I’m not one of life’s careful collectors. When I read about mothers who spend their dying days preparing ‘memory boxes’ for their small children, I am as moved by their organisation as I am by their courage. My skills as archivist are meagre. All our wedding pictures are in a shoebox. Sam’s baby book ends long before the Tooth Fairy arrives. So it’s all the more amazing that I have a Lyell File, a straw basket that contains my Lyell family collection.
The oldest thing in the basket is a wedding photograph. A thinner me, the bride, is hooting with laughter while the groom grins shyly, and Nick, his Best Man, delivers a speech with the succinctness and timing of a poet. With his words, he magically harmonises the English and American wedding guests.
Marriage could almost be a theme in this improviste Lyell Collection. There are pictures of Veronica’s wedding, eldest daughter of Nick and Susanna, much-loved goddaughter of my husband. I wrote about this wedding on this page 13 years ago: the service in the parish church in Flamstead, the walk across wheat fields back to Hill Farm, ‘the bride in her long, white, linen coat, a slender sail in a sea of green; the groom, handsome and manly in his Austrian jacket’.
Another item in the collection, printed on thick cream paper: ‘Service of Thanksgiving and Celebration for 40 Years of Marriage, Christ Church Cathedral, Oxford, Nicholas and Susanna.’ On this summer’s day, the miniature cathedral filled with friends, the bride and groom of four decades led down the aisle by their four grown children and six excited grandchildren. Afterwards, a Champagne lunch in the college gardens, followed by a week-long celebration at their manoir in Burgundy with a small circle of lifelong friends.
The weightiest piece in the basket: a small volume called simply Poems, Nicholas Lyell, a present to their father from his four children. In fact, Nick and Susanna aren’t great archivists either. Years ago, their children decanted their parents’ wedding photos from a hatbox and put them in an album, an inspiring precedent. Last spring, they gathered together Nick’s poetry, poems he began to write during his school days at Stowe and added to over the years at Oxford, at the Bar, and during his political career. My favourite is called After Tom Bowling, a poem he wrote in 2006, some eight years after he was diagnosed with cancer, a meditation on a lifetime’s faith and experience.

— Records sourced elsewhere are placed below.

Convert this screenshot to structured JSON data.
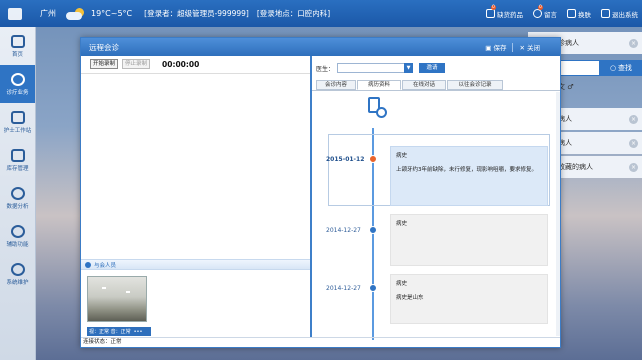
{
  "topbar": {
    "city": "广州",
    "temperature": "19°C~5°C",
    "user": "[登录者：超级管理员-999999]",
    "location": "[登录地点：口腔内科]",
    "actions": [
      {
        "label": "缺货药品",
        "badge": "0"
      },
      {
        "label": "留言",
        "badge": "0"
      },
      {
        "label": "换肤",
        "badge": ""
      },
      {
        "label": "退出系统",
        "badge": ""
      }
    ]
  },
  "leftnav": {
    "items": [
      {
        "label": "首页",
        "active": false
      },
      {
        "label": "诊疗业务",
        "active": true
      },
      {
        "label": "护士工作站",
        "active": false
      },
      {
        "label": "库存管理",
        "active": false
      },
      {
        "label": "数据分析",
        "active": false
      },
      {
        "label": "辅助功能",
        "active": false
      },
      {
        "label": "系统维护",
        "active": false
      }
    ]
  },
  "background": {
    "rows": [
      "诊病人",
      "病人",
      "病人",
      "收藏的病人"
    ],
    "search_label": "查找",
    "gender_text": "文"
  },
  "modal": {
    "title": "远程会诊",
    "save_label": "保存",
    "close_label": "关闭",
    "start_record": "开始录制",
    "stop_record": "停止录制",
    "timer": "00:00:00",
    "participants_label": "与会人员",
    "camera_status": "视：正常  音：正常",
    "camera_more": "•••",
    "connection_status": "连接状态：正常",
    "doctor_label": "医生：",
    "doctor_value": "",
    "invite_label": "邀请",
    "tabs": [
      {
        "label": "会诊内容",
        "active": false
      },
      {
        "label": "病历资料",
        "active": true
      },
      {
        "label": "在线对话",
        "active": false
      },
      {
        "label": "以往会诊记录",
        "active": false
      }
    ],
    "timeline": [
      {
        "date": "2015-01-12",
        "title": "病史",
        "text": "上颌牙约3年前缺除，未行修复，现影响咀嚼，要求修复。",
        "current": true
      },
      {
        "date": "2014-12-27",
        "title": "病史",
        "text": "",
        "current": false
      },
      {
        "date": "2014-12-27",
        "title": "病史",
        "text": "病史是山东",
        "current": false
      }
    ]
  }
}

It might seem that I have kept this museum because of Nick’s cancer, but such was his and Susanna’s optimism and his many miraculous reprieves over the years, that I believe I’ve held onto these things for another reason. Although they have never known it, they have been my ideal family. The family I think about when I think about family life. So much in life is extraneous, mere clothing, but the Lyells have always reminded me that the family is the real thing, the substantial thing, the eternal thing; the thing to watch over and care for and be loyal to.
The last addition to my basket is the service sheet. We are in Flamstead church again. The hymns and readings were chosen by Nick and Susanna during Nick’s days of perfect peace at The Hospice of St Francis in Berkhamsted. There is cello music that Benjamin Britten wrote for the lyrics of Tom Bowling by Charles Dibdin (1745-1814). I never knew about the original, which ends with Tom Bowling’s death: ‘His soul has gone aloft.’
Nick’s poem, read by Veronica, considers the notion of a soul going aloft. He isn’t so sure about ‘aloft’, and I, too, find Heaven difficult to locate. But when he writes ‘If heaven at all it’s here and now and everywhere’, I’m with him. My surest glimpses of this Heaven have been in the company of this modest and remarkable man, our Best Man, his wife and his family, my best family.